The Help follows the intertwining stories of three women who narrate the novel, which is set up in Jackson, Mississippi during the 1960s. Racism is commonplace, and the black maids that work for white families are often underappreciated and discriminated against. Miss Skeeter, an aspiring writer, misses her family's previous African American maid who raised her, Constantine, but she left years ago and Miss Skeeter has no idea where she is. She longs to talk with Constantine, who had been a maternal figure to Miss Skeeter. After all, Constantine would not judge her like her mother constantly does.
While wondering where Constantine has gone and witnessing racist discrimination from everyone in town (especially Miss Hilly), Miss Skeeter has a controversial idea: To write a book of the true stories of various black maids in Jackson. Despite the awful risks, Aibileen, a maid who raises white children, and Minny, a maid who tends to smart mouth her bosses and often gets fired, decide to help Skeeter. All the while, these women have their own problems to face, altogether creating a wonderful story with so much depth in this story of radiant hope.
At my first glance of the movie trailers of The Help, I thought it looked like a chick flick version of To Kill a Mockingbird. Therefore, I immediately held intrerest in reading this book though weary of giving it a try. But even though it may be in the same league as To Kill a Mockingbird, it's actually quite different. I loved it.
The Help is an extraordinary novel with great characters that embody strength. The stories of Minny, Aibileen, and Miss Skeeter were so interesting and captivating I never wanted to put it down. Because of the three narrations, this book had an incredible amount of depth - much more depth than usual with books that have multiple narrations. I felt for so many of the characters, even in addition to the three narrators. Miss Celia, who is Minny's strange boss, has secrets that will break your heart. I enjoyed reading about how strange she is to Minny.
Between all of these characters, this story has everything: racism, depression, love, abusive relationships, bad parenting, good parenting, great characters, and hope. And all of this drama is captured with flawless writing from Kathryn Stockett, so it flows perfectly.
In the midst of all this, you'd be surprised by how much humor is woven into this novel. I've never read a book that made me smile so much. Ever. Even when something wasn't funny, I still managed to smile at this touching story. A lot of times, it was because of Aibileen and her relationship with Mae Mobley. There's no way that kid would be properly loved if Aibileen wasn't around to tell her that she was smart and pretty every day, because Elizabeth sure didn't care much. I was amazed at the bad parenting demonstrated here.
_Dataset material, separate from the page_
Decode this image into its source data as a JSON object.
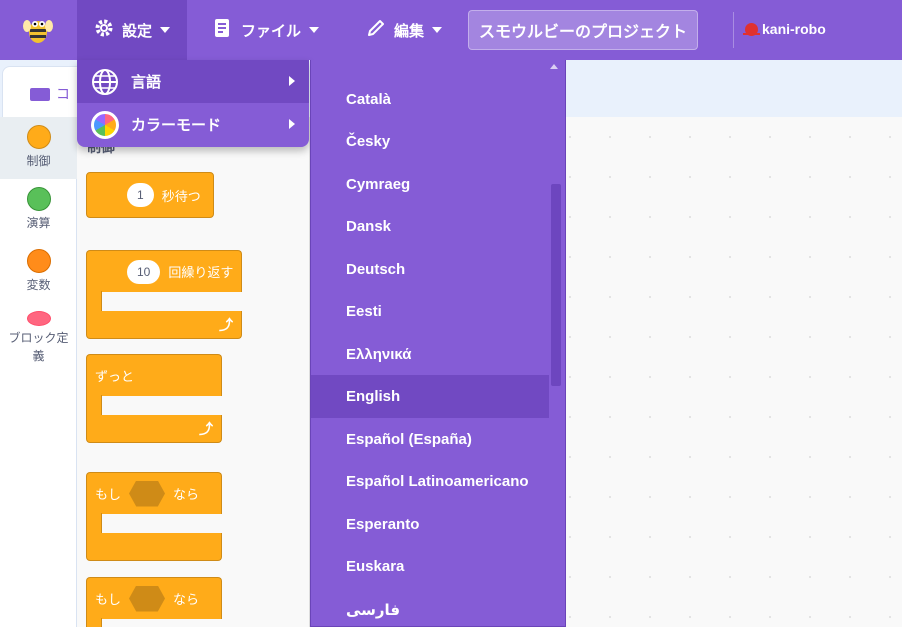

What really shocked me was the direct racism. I've read To Kill a Mockingbird a couple of times, but now I realize that since the situation in that book took place in court where you can't just come right out and say "I blame Tom Robinson because he's black" the racism was usually just hinted at. The Help is much more direct than that. People come right out and talk about awful things, like seperate bathrooms so none of the feared "diseases" can be caught. I couldn't believe it. And the antagonist, Hilly, seemed to be the epitome of it all, while other ladies just sat and agreed with her just for the sake of agreeing.
There's a reason for all of the hype behind The Help, and that reason is simply that it is a marvelous story. It will make you laugh and it will make you cry... I know I did quite a bit of both.
Please, for your sake, go read this book.
Stockett, Kathryn. The Help
New York: Penguin Group Inc.